The film becomes about curing the blindness, overcoming the City Lights. The fight is at first literally a boxing match to earn the money to help the Flower Girl recover her sight. His relentlessness leads him through multiple challenges but he does not give up. The Tramp risks jail time to take the money The Flower Girl needs that was given to him by The Millionaire. He gives her the money in a very bittersweet moment, knowing that he won’t be there to see the results of his work.
The theme resounds for current audiences. The distractions of modern life over 80 years later have blinded us to what is right in front of our eyes. The themes of society not seeing people for who they really are hasn’t changed much. The Tramp, The Millionaire, and The Flower Girl are slotted into certain stereotypical roles. But as we follow them, we see that there are things much deeper about each character. The Millionaire isn’t happy because of his money – he is considering suicide when we meet him and he’s drunk half of the movie. The Flower Girl isn’t sad because of her lack of money or her blindness.
The most impressive development to the arc of The Tramp from previous films is that of him as a serious dramatic character also. Even in The Gold Rush, The Tramp had a love interest but he didn’t stop being the comical character. Audiences expect him to thumb his nose at society and the rich. They expect him to be the tenacious smart aleck. What changes in City Lights is the mixture of drama and comedy in regards to The Tramp character and not just what happens around him.

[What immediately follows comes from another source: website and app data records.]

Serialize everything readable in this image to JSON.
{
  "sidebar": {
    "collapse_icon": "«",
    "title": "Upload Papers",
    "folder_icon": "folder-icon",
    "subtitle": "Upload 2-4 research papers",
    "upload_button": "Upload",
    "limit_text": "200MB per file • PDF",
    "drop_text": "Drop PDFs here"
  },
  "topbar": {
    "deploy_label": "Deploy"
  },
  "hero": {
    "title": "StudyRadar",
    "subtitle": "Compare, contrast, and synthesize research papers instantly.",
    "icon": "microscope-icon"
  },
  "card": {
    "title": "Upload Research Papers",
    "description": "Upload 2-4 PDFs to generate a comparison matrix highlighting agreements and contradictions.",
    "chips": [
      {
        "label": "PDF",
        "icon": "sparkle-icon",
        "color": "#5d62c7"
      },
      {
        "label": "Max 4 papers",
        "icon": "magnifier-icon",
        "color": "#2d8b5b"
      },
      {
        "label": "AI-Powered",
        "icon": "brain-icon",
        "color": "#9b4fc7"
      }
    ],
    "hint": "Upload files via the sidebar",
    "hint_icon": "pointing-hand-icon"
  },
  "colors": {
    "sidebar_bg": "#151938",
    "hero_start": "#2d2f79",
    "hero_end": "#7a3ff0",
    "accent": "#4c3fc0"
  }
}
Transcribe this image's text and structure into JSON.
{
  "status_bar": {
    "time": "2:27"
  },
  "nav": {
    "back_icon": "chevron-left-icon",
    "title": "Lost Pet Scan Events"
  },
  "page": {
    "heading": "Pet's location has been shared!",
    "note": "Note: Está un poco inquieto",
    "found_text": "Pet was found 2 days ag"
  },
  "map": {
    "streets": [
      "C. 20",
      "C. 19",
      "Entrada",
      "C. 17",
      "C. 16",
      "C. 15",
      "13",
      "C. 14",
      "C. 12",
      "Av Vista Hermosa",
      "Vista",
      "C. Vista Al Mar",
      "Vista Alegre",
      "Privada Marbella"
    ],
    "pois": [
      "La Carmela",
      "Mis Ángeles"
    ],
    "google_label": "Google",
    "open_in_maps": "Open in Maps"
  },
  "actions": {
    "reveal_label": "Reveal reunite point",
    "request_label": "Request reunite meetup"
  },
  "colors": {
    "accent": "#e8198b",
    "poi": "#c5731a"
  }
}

Today, there’s even a genre called “dramedy”. The mixture of comedy and drama in a film is expected. The Chaplin films of the 1920s started as essentially extended jokes connected by set-ups for the next joke. The character was dramatic in his rebellion against the upper class. In City Lights The Tramp is in love. The movie is a love story of a man trying to overcome great odds to bring sight back to the Flower Girl. The comedic scenes don’t overwhelm the quest to get money to solve the problem that will unite the lovers. This film was creating a genre as it went.
The Criterion Collection release is as amazing as all their other Chaplin releases. The package is a dual-format edition with both the Blu-ray and the DVD version of the film. There’s an audio commentary by Jeffrey Vance, who wrote a definitive biography of Chaplin. There’s some behind-the-scenes type of footage with commentary. A 2003 documentary about the film is very informative. There’s a special on Chaplin Studios, trailers, a booklet essay, a 1966 interview, and footage from the marvelous short “The Champion”.
The Criterion Collection of the major works of Chaplin are almost complete. We’re a few movies from being able to trace the evolution of one of the most innovative and important figures in American film. The man that first taught us how to create a comedic scene and later how to string them together to create a coherent feature film deserves to be watched in order of release to get a feel for the improvements he made with each film. The City Lights lesson is that you don’t need sound to prove that love conquers all. It doesn’t take an operation to make Flower Girl really “see” the world. It takes a simple crushed flower. “You can see now?” the Tramp asks and her reply is simple “I can see now.” And all is bright and lovely in the world.